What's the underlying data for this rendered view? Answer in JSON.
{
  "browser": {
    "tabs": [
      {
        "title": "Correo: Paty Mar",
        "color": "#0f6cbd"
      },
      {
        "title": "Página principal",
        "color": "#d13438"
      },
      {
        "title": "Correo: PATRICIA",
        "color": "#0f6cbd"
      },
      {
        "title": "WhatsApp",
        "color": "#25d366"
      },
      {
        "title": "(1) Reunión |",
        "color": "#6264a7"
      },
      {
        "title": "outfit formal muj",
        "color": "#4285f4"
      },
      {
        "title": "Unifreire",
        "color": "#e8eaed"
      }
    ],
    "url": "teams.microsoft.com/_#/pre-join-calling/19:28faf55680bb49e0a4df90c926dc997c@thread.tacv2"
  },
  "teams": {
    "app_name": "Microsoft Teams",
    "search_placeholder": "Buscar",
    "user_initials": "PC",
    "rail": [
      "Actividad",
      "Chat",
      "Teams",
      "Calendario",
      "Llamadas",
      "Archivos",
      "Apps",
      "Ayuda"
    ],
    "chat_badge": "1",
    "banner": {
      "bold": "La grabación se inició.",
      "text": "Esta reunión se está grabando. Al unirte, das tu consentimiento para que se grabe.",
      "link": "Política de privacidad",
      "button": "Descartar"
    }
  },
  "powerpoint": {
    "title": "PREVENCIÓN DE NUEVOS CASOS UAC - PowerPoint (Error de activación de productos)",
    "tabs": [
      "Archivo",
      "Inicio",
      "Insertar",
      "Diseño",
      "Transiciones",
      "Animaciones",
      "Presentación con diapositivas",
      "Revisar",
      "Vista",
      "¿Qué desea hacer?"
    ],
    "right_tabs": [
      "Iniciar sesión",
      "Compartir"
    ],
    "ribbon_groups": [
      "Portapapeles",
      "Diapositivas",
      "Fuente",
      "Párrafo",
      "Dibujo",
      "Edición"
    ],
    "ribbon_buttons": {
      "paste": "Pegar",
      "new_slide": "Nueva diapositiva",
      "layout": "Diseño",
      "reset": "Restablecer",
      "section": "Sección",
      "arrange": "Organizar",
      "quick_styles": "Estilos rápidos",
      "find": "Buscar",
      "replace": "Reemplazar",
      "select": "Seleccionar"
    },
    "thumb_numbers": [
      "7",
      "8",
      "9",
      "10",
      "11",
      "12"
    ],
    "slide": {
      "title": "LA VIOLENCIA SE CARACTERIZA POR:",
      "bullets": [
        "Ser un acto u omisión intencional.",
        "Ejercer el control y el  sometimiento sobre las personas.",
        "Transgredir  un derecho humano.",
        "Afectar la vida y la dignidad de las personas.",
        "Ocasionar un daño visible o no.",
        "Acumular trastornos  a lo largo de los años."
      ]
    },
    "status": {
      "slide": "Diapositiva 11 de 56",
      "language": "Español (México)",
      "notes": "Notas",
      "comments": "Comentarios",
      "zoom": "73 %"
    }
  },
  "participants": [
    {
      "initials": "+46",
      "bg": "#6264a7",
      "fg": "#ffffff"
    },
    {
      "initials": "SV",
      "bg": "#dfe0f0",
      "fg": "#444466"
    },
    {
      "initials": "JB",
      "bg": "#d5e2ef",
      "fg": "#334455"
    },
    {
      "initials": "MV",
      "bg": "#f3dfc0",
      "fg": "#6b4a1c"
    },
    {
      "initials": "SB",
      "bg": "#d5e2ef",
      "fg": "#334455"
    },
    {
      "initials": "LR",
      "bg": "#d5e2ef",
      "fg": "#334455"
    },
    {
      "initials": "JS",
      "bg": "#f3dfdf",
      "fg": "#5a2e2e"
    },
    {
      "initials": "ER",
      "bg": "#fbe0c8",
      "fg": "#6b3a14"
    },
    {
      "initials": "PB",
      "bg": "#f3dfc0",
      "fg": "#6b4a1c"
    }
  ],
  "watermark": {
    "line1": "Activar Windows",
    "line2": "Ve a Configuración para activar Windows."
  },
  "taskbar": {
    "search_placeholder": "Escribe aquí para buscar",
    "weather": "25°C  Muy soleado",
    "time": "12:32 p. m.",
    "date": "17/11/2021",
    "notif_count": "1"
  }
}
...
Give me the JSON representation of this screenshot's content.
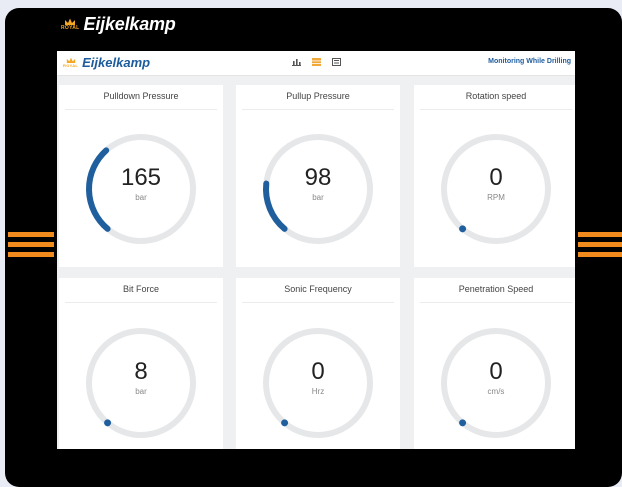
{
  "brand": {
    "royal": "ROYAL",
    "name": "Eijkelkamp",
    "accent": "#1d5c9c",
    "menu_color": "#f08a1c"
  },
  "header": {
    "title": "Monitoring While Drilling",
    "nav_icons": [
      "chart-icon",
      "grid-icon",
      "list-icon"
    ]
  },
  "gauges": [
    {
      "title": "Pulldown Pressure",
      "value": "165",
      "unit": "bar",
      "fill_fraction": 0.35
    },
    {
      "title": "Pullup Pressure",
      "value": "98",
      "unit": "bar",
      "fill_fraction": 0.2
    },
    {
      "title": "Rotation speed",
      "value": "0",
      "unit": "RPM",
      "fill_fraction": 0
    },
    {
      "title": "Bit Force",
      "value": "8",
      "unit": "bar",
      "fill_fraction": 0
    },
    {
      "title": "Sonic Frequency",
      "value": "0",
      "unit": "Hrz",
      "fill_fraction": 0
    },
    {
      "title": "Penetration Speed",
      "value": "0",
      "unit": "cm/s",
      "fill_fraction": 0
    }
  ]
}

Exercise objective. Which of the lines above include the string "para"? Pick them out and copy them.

Answer to the problem.
      "text": "Esta reunión se está grabando. Al unirte, das tu consentimiento para que se grabe.",
    "line2": "Ve a Configuración para activar Windows."
    "search_placeholder": "Escribe aquí para buscar",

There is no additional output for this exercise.